═════ Provided records ═════
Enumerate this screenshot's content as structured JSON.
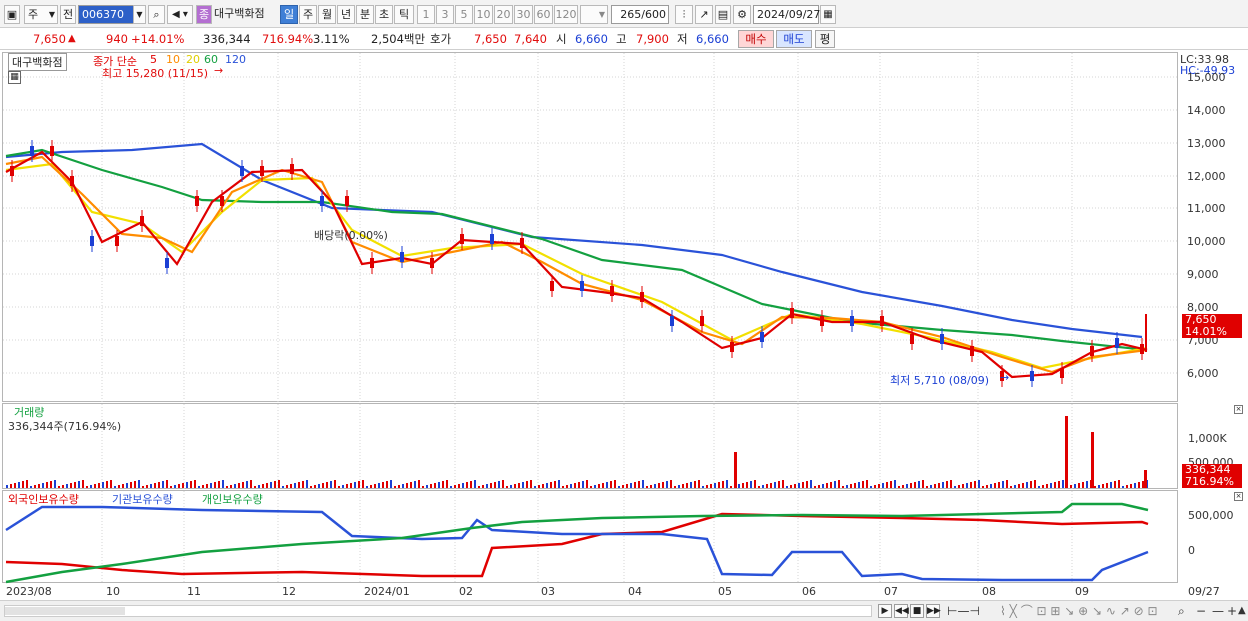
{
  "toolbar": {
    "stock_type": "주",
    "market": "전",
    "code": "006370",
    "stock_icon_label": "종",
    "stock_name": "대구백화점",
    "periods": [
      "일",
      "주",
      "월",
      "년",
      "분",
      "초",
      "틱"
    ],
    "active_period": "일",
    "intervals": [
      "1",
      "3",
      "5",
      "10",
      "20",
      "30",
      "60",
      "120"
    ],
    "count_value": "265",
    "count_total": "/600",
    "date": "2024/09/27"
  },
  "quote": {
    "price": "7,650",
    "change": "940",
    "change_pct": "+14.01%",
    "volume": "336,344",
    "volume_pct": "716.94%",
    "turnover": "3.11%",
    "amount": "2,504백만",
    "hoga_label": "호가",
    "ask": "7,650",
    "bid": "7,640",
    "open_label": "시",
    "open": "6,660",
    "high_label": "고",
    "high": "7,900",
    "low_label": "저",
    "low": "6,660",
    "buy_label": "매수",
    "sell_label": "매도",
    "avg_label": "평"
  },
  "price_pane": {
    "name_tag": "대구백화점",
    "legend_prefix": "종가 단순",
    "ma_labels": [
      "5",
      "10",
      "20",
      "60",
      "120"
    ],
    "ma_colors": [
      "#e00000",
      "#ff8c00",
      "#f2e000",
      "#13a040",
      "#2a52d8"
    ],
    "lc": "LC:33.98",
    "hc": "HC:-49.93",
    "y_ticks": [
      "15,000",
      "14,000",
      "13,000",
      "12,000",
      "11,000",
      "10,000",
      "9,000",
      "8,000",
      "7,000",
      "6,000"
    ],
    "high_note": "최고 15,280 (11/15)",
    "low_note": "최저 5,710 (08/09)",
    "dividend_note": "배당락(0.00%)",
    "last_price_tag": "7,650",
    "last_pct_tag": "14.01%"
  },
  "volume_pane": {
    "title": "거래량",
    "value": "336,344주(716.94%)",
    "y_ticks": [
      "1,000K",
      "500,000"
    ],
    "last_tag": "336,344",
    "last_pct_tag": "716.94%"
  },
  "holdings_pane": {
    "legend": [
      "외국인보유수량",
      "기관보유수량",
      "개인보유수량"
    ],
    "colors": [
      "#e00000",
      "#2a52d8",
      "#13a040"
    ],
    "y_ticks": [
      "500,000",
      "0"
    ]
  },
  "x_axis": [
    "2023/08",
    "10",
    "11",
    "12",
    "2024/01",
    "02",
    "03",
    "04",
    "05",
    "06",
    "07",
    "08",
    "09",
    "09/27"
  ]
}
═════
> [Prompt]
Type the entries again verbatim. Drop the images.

> [Answer to this exercise]
Enumerate this screenshot's content as structured JSON.
{
  "toolbar": {
    "stock_type": "주",
    "market": "전",
    "code": "006370",
    "stock_icon_label": "종",
    "stock_name": "대구백화점",
    "periods": [
      "일",
      "주",
      "월",
      "년",
      "분",
      "초",
      "틱"
    ],
    "active_period": "일",
    "intervals": [
      "1",
      "3",
      "5",
      "10",
      "20",
      "30",
      "60",
      "120"
    ],
    "count_value": "265",
    "count_total": "/600",
    "date": "2024/09/27"
  },
  "quote": {
    "price": "7,650",
    "change": "940",
    "change_pct": "+14.01%",
    "volume": "336,344",
    "volume_pct": "716.94%",
    "turnover": "3.11%",
    "amount": "2,504백만",
    "hoga_label": "호가",
    "ask": "7,650",
    "bid": "7,640",
    "open_label": "시",
    "open": "6,660",
    "high_label": "고",
    "high": "7,900",
    "low_label": "저",
    "low": "6,660",
    "buy_label": "매수",
    "sell_label": "매도",
    "avg_label": "평"
  },
  "price_pane": {
    "name_tag": "대구백화점",
    "legend_prefix": "종가 단순",
    "ma_labels": [
      "5",
      "10",
      "20",
      "60",
      "120"
    ],
    "ma_colors": [
      "#e00000",
      "#ff8c00",
      "#f2e000",
      "#13a040",
      "#2a52d8"
    ],
    "lc": "LC:33.98",
    "hc": "HC:-49.93",
    "y_ticks": [
      "15,000",
      "14,000",
      "13,000",
      "12,000",
      "11,000",
      "10,000",
      "9,000",
      "8,000",
      "7,000",
      "6,000"
    ],
    "high_note": "최고 15,280 (11/15)",
    "low_note": "최저 5,710 (08/09)",
    "dividend_note": "배당락(0.00%)",
    "last_price_tag": "7,650",
    "last_pct_tag": "14.01%"
  },
  "volume_pane": {
    "title": "거래량",
    "value": "336,344주(716.94%)",
    "y_ticks": [
      "1,000K",
      "500,000"
    ],
    "last_tag": "336,344",
    "last_pct_tag": "716.94%"
  },
  "holdings_pane": {
    "legend": [
      "외국인보유수량",
      "기관보유수량",
      "개인보유수량"
    ],
    "colors": [
      "#e00000",
      "#2a52d8",
      "#13a040"
    ],
    "y_ticks": [
      "500,000",
      "0"
    ]
  },
  "x_axis": [
    "2023/08",
    "10",
    "11",
    "12",
    "2024/01",
    "02",
    "03",
    "04",
    "05",
    "06",
    "07",
    "08",
    "09",
    "09/27"
  ]
}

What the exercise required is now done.